and Phosphate (PO4) increase the conductivity of the water. It is
also useful measurement to determine the salinity which is the main variable
regulating the concentrations of dissolved materials (Gianguzza
et al., 2002). In the present study, the conductivity of samples
were found with the range of 8410-9310 μS cm -1 in Site 1 and
8000-9250 μS cm -1 in Site 2 (p>0.05). Likewise, Site 1 has
higher nitrate and phosphate concentrations than Site 2 (p>0.05).
In coastal waters, trace metal concentrations tend not the correlate well with
nutrients. Due to the biogeochemical and sedimentological process, coastal zone
may introduce amounts of pollutants including trace metals (Zeri
and Voutsinou-Taliadouri, 2003). Investigations of As, Cr and CN have special
importance in environmental samples. In the present study, As concentration
in Site 1 and 2 was detected 0.010 and 0.009 mg L -1, respectively.
As and its compounds have been used as agricultural pesticides. As coming from
pesticide application is quickly absorbed onto soil particles in treated areas
and lingers for years after treatments has ceased. Due to the high volatility
of As and its compounds, they can be easily delivered to the coastal waters.
On the other hand, lower (Byrd, 1988) and higher (De
Boer et al., 2001; Tornes et al., 2002)
results were detected in previous studies. The difference between the results
may be due to the industrial facilities ranging from bronzing of material, hardening
of shots to laser material and nature of the pesticides applied in agricultural
Cr is a widespread aquatic environmental pollutant which is used in various
industries such as in the galvanization, steel, leather and paint industries
(Hirata et al., 2000). In this study, all samples
were in acceptable levels and ranges belong to Site 1 was found less high (p>0.05).
This range can be explained that there are seven large leather industrial establishments
along the coast in Canakkale city.

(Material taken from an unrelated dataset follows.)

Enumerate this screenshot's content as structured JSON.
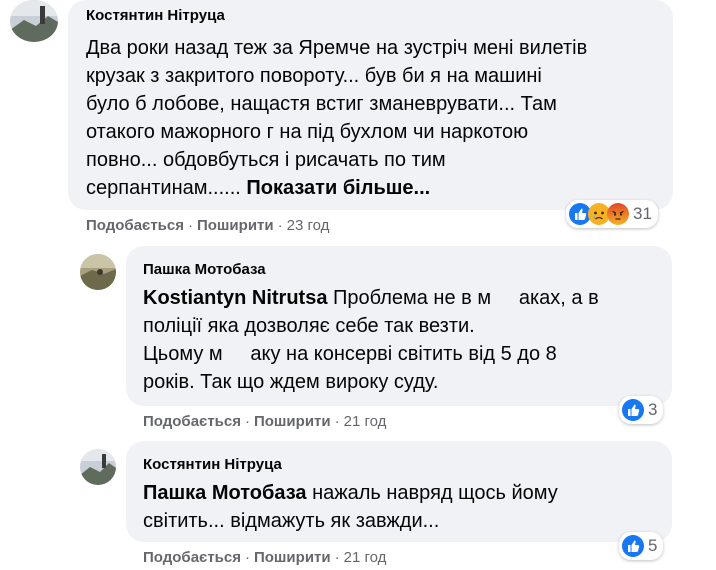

Moreover, a study performed in the five stations
in Iskenderun Bay in Turkey showed that significant correlation was found between
the metal concentration and temperature, pH, salinity parameters (Turkmen

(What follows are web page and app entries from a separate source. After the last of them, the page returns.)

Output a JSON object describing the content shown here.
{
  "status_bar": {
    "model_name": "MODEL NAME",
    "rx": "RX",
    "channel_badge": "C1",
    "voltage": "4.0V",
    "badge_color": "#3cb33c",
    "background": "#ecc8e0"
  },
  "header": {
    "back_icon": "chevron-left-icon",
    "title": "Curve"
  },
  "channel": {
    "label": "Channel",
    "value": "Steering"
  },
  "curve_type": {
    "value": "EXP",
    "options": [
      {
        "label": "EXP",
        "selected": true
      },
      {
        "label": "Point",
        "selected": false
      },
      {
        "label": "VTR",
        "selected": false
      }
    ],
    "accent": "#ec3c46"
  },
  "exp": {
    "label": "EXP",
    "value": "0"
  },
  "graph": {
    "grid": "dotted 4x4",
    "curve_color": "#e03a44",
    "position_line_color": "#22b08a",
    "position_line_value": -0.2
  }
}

et al., 2004). In previous studies, higher (Hirata
et al., 2000), lower (Dahab and Al-Madfa, 1997)
and in similar (Yaymtas et al., 2007) concentrations
were reported. The differences may be due to the settlement areas, deep of sampling
point and determination method.
CN, natural compound found in plants and animals, most commonly inputs the
marine waters via the commercial fishing (McClintock and Baker,
2001). The findings were slightly similar to the study obtained by Guven
et al. (2001) and Dzombak et al. (2006).
During next 25 years, world population expected to exceed 7 billion people
by the turn off the century and the coastal population anticipated doubling.
Therefore, marine pollution problems must be effectively addressed at local,
national and international levels in order to avert further habitat and ecological
destruction. In conclusion, it is necessary cleaning of waste waters by infiltration
of effluent from sewage treatment plants, controlling industrial factors and
maintaining water quality controls because aquatic organisms (especially fish
and mussels) accumulate heavy metals in their tissues or organs in higher quantities.
This affects all ecosystems and human health by directly and indirectly as in
food chain (Yaymtas et al., 2007). This study
is a first in Dardanelles and Thracian Sea that the results supply valuable
information about the microbiological and physico-chemical of coastal bathing
water quality. Also the results may help as background reference concentrations
in evaluating the water quality for next studies.